However, in the event, the Alma abruptly changed her destination to show only her final port, Tokyo – almost certainly because she had been warned against attempting to dock in Durban due to major protests by over 23,000 South Africans, angry at the notion of playing host to this vessel and its sickening cargo, however temporarily.
Instead, the Alma motored on as far as Port Louis, Mauritius, where she stopped briefly just before Easter weekend – her timing almost certainly no coincidence, when many government offices are shut. Since then, she has made steady progress towards the South China Sea.
We have, of course, alerted contacts and official agencies along the way, but firstly, we’ve had to make an educated guess as to her route; secondly, she would need to put into port for long enough for us to muster the authorities to check her credentials, and thirdly, either her paperwork or the condition of her cargo would have to be suspect. Assuming her crew is wise to public protest and thus keeps her far offshore, refuelling at sea, we have little hope of stopping the Alma before she reaches Japan.
The biggest irony of course, is that Japan is currently fighting a negative PR battle in the face of huge international criticism and attention focussed on its whaling activities, exemplified by the recent ICJ ruling against its ‘scientific’ whaling in the Antarctic and in the wake of President Obama’s recent visit. The last thing Japan needs is a vessel arriving, laden with yet more whale meat to join its groaning stockpiles in the face of diminishing market demand.

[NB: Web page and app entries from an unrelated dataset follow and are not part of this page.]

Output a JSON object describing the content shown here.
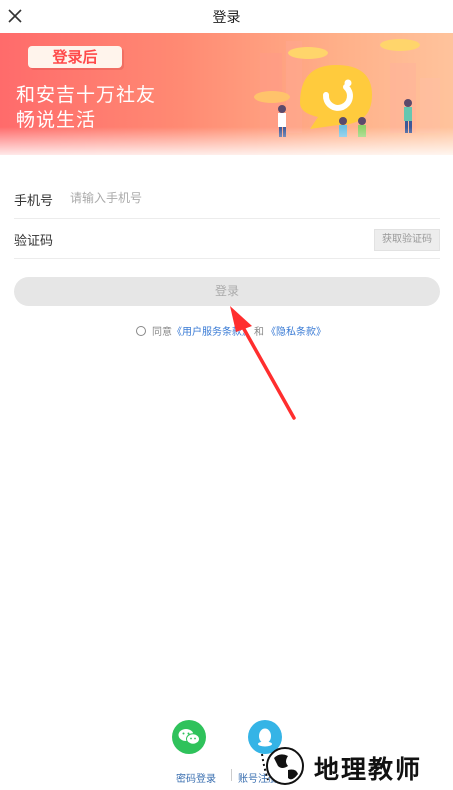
{
  "header": {
    "title": "登录",
    "close_icon": "close-icon"
  },
  "banner": {
    "badge": "登录后",
    "line1": "和安吉十万社友",
    "line2": "畅说生活",
    "colors": {
      "start": "#ff6b6b",
      "end": "#ffc39c"
    }
  },
  "form": {
    "phone_label": "手机号",
    "phone_placeholder": "请输入手机号",
    "phone_value": "",
    "code_label": "验证码",
    "code_value": "",
    "get_code_button": "获取验证码",
    "login_button": "登录"
  },
  "agreement": {
    "prefix": "同意",
    "terms_link": "《用户服务条款》",
    "conjunction": "和",
    "privacy_link": "《隐私条款》"
  },
  "social_login": {
    "wechat_icon": "wechat-icon",
    "qq_icon": "qq-icon",
    "password_login": "密码登录",
    "account_register": "账号注册"
  },
  "watermark": {
    "text": "地理教师"
  },
  "colors": {
    "accent_red": "#ff3b3b",
    "link_blue": "#3a7bd5",
    "wechat_green": "#2fc25b",
    "qq_blue": "#35b4e6"
  }
}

We may not stop the Alma, but the writing is already on the wall for Japan’s market for whale meat.